►
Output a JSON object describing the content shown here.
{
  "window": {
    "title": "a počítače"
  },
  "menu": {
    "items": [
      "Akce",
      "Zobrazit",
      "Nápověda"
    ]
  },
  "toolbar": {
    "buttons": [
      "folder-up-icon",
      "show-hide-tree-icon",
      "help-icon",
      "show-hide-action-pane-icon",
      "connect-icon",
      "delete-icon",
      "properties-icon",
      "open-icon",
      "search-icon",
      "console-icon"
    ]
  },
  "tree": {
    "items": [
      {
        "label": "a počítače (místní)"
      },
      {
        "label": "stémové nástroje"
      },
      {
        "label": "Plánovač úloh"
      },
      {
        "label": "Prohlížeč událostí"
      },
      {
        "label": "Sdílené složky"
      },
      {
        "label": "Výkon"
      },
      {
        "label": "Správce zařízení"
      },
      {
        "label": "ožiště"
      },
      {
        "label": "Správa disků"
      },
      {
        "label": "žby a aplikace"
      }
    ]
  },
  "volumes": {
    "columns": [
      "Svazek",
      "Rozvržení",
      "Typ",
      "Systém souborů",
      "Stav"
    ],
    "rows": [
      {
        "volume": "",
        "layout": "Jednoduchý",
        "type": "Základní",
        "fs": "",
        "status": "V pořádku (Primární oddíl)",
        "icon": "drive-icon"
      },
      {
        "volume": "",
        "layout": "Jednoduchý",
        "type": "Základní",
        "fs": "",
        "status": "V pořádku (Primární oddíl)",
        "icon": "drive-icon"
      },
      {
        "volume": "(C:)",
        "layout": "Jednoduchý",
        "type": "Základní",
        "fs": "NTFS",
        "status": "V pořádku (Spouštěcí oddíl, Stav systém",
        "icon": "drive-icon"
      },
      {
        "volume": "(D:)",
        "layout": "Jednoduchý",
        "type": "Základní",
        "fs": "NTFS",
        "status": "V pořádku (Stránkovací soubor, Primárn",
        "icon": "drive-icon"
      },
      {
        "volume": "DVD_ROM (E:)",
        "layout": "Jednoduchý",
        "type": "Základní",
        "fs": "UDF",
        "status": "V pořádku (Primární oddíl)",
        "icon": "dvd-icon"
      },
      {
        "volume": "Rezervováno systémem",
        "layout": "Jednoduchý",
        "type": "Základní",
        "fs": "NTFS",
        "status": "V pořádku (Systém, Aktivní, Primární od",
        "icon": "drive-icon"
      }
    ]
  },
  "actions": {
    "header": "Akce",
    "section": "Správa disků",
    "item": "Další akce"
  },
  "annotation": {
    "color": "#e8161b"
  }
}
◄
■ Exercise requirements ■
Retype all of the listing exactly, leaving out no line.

■ Solved exercise ■
Output a JSON object describing the content shown here.
{
  "window": {
    "title": "a počítače"
  },
  "menu": {
    "items": [
      "Akce",
      "Zobrazit",
      "Nápověda"
    ]
  },
  "toolbar": {
    "buttons": [
      "folder-up-icon",
      "show-hide-tree-icon",
      "help-icon",
      "show-hide-action-pane-icon",
      "connect-icon",
      "delete-icon",
      "properties-icon",
      "open-icon",
      "search-icon",
      "console-icon"
    ]
  },
  "tree": {
    "items": [
      {
        "label": "a počítače (místní)"
      },
      {
        "label": "stémové nástroje"
      },
      {
        "label": "Plánovač úloh"
      },
      {
        "label": "Prohlížeč událostí"
      },
      {
        "label": "Sdílené složky"
      },
      {
        "label": "Výkon"
      },
      {
        "label": "Správce zařízení"
      },
      {
        "label": "ožiště"
      },
      {
        "label": "Správa disků"
      },
      {
        "label": "žby a aplikace"
      }
    ]
  },
  "volumes": {
    "columns": [
      "Svazek",
      "Rozvržení",
      "Typ",
      "Systém souborů",
      "Stav"
    ],
    "rows": [
      {
        "volume": "",
        "layout": "Jednoduchý",
        "type": "Základní",
        "fs": "",
        "status": "V pořádku (Primární oddíl)",
        "icon": "drive-icon"
      },
      {
        "volume": "",
        "layout": "Jednoduchý",
        "type": "Základní",
        "fs": "",
        "status": "V pořádku (Primární oddíl)",
        "icon": "drive-icon"
      },
      {
        "volume": "(C:)",
        "layout": "Jednoduchý",
        "type": "Základní",
        "fs": "NTFS",
        "status": "V pořádku (Spouštěcí oddíl, Stav systém",
        "icon": "drive-icon"
      },
      {
        "volume": "(D:)",
        "layout": "Jednoduchý",
        "type": "Základní",
        "fs": "NTFS",
        "status": "V pořádku (Stránkovací soubor, Primárn",
        "icon": "drive-icon"
      },
      {
        "volume": "DVD_ROM (E:)",
        "layout": "Jednoduchý",
        "type": "Základní",
        "fs": "UDF",
        "status": "V pořádku (Primární oddíl)",
        "icon": "dvd-icon"
      },
      {
        "volume": "Rezervováno systémem",
        "layout": "Jednoduchý",
        "type": "Základní",
        "fs": "NTFS",
        "status": "V pořádku (Systém, Aktivní, Primární od",
        "icon": "drive-icon"
      }
    ]
  },
  "actions": {
    "header": "Akce",
    "section": "Správa disků",
    "item": "Další akce"
  },
  "annotation": {
    "color": "#e8161b"
  }
}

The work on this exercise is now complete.